In this series of interviews, we speak with our 2023 cohort about their businesses, their commitment to creating better futures for their industries, and what they’re most excited to learn and experience during their time as a Changemaker.
Here, we chat with Graysha Audren, founder of Weffan, a London-based textile company committed to making sustainable manufacturing accessible.
What was the reason for starting your business, and the driving force behind your mission?
Like many designers, the reason was fuelled by frustration and the realisation that even if you were to design something with better materials, you would still be designing a product made from a flawed supply chain. We are entering a time where resources are no longer abundant, meaning that our manufacturing systems and supply chains, which were invented during the industrial revolution when resources were abundant, are lacking innovation.
As a designer, you have the responsibility and the power to design how a garment moves through the system. You design a product that can then be recycled or sit in a circular system. From that starting point, the discovery of 3D weaving then came to me. Coming from a weaving background, there was always going to be a weaving focus on anything that I produced. I was attracted to 3D weaving because it merges multiple manufacturing steps into one […] Therefore, there is efficiency, but also resource reduction and supply chain shortening.
“3D weaving applied to garment making could be a way of reducing pre-consumer waste and also […] localising production onto one machine. So that’s the mission: lowering waste, localising production, and shortening supply chains for a lower-carbon-footprint product.”
What has been your proudest moment since starting your business?
There have been a series of exciting moments for me personally. [For example], getting grant funding from Innovate UK, the European Commission, and Future Fabric Factory. Securing my research partnership with the University of Leeds and its 3D Weaving Innovation Centre was a big milestone, because I had the team in place that I needed to do 3D weaving novel research. Designing for something that’s desirable is very important. By partnering with Academia, I can be a vehicle for its research by going out to an applied space with a tangible product that has a tangible impact.
Those were exciting moments for the internal functioning and foundation of Weffan. But probably the most exciting moment was the collaboration with fashion brand Liquid Editions. It was Weffan’s first collaboration, and we worked together on showcasing its design aesthetic, whilst also highlighting the low-waste nature of 3D weaving design. [Such] marriages [help] you learn so much about your business and your product when you test it in the ‘real world’. Working together taught us that [innovation in design] is an iterative process [and when] you get into the technology, you need to go out into the real world and test it to see if it can be scaled.
How do you try to ensure sustainability is at the heart of everything you do?
3D weaving is a method that reduces waste and resource input. Therefore, from the very conception of Weffan, we looked at everything through a sustainable lens, and sustainability was a guiding principle in the prioritisation of implementations.
In the beginning, we focused on how our method would be an opportunity to design out waste. However, the longer vision focuses on how our work not only affects the planet, but also how the localisation of production means that we can pay fair labour [wages].

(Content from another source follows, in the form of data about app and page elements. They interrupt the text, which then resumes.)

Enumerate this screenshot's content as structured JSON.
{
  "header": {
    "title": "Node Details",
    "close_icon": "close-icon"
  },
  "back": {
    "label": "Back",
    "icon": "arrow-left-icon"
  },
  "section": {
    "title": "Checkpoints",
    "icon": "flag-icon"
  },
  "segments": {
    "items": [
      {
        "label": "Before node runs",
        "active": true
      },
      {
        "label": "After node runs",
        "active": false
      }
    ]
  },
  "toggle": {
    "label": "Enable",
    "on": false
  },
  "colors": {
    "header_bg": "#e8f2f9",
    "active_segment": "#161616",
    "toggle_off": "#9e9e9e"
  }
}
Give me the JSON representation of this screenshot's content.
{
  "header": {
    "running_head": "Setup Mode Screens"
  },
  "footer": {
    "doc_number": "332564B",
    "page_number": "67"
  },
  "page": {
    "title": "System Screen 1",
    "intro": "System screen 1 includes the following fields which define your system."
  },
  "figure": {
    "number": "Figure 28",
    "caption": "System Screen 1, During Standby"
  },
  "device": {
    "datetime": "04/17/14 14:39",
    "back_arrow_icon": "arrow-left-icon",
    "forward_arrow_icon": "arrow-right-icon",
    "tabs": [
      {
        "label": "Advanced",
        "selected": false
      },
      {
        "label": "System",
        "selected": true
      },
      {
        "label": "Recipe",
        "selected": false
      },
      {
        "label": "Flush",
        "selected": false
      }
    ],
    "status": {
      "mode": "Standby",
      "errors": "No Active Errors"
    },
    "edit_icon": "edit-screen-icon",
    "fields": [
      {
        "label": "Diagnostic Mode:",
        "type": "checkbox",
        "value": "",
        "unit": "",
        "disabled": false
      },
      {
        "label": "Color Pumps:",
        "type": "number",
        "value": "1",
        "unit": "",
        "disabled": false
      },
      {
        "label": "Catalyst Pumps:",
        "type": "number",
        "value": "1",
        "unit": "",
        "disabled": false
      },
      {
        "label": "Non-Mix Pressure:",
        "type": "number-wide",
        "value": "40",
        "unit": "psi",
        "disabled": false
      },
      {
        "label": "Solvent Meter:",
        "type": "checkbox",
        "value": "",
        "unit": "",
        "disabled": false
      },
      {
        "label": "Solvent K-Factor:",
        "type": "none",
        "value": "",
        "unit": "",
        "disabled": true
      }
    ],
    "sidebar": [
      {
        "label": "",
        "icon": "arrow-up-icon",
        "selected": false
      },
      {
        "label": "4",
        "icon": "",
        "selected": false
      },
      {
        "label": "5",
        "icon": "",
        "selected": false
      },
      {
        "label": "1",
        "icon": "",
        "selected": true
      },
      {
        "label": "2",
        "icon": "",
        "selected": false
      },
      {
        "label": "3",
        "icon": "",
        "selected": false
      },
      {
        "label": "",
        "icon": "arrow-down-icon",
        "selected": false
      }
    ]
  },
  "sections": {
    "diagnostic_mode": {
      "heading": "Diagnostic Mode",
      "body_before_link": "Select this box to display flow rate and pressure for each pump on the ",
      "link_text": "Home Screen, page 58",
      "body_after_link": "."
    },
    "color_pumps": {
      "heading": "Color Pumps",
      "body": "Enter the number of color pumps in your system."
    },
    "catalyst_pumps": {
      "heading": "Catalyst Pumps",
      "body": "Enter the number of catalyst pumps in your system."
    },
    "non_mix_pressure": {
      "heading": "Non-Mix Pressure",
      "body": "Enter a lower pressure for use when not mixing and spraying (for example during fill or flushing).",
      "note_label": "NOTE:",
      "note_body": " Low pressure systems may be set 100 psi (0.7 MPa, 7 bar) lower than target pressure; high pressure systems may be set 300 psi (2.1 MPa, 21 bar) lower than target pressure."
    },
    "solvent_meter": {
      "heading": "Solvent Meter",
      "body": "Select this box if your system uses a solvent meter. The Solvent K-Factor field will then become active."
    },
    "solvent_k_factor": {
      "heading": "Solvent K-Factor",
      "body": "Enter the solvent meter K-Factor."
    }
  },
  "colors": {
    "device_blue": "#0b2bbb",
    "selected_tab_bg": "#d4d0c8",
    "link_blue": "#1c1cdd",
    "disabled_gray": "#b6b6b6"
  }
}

There are 3 pillars to sustainability: people, planet, and prosperity. ‘Planet’ is the one we’re focused on at the minute by […] using less resources. ‘People’ is another current focus, as we’ve partnered with a UK mill with the intent of building UK textile infrastructure back up. Finally, for ‘prosperity’, it’s about figuring out if this is a scalable business. It could be a great idea, and it could solve all of the above, but if it’s not applied in a feasible and tangible manner, then who is it helping?
[The Changemaker programme] offers a range of case studies and statistics which will be helpful in our own research process, but will also give us tangible insights that can only be useful when developing a sustainable business. The community that Stylus gives you access to is very exciting. The other Changemakers are inspirational and I want to [...] work with people who have similar goals and ideas.
"If we want a truly circular economy or business, we are going to need collaborations and partnerships that will lead to our main goals of creating a truly sustainable and circular supply chain. We can’t do it alone.”
Below: Meet Weffan founder, Graysha Audren.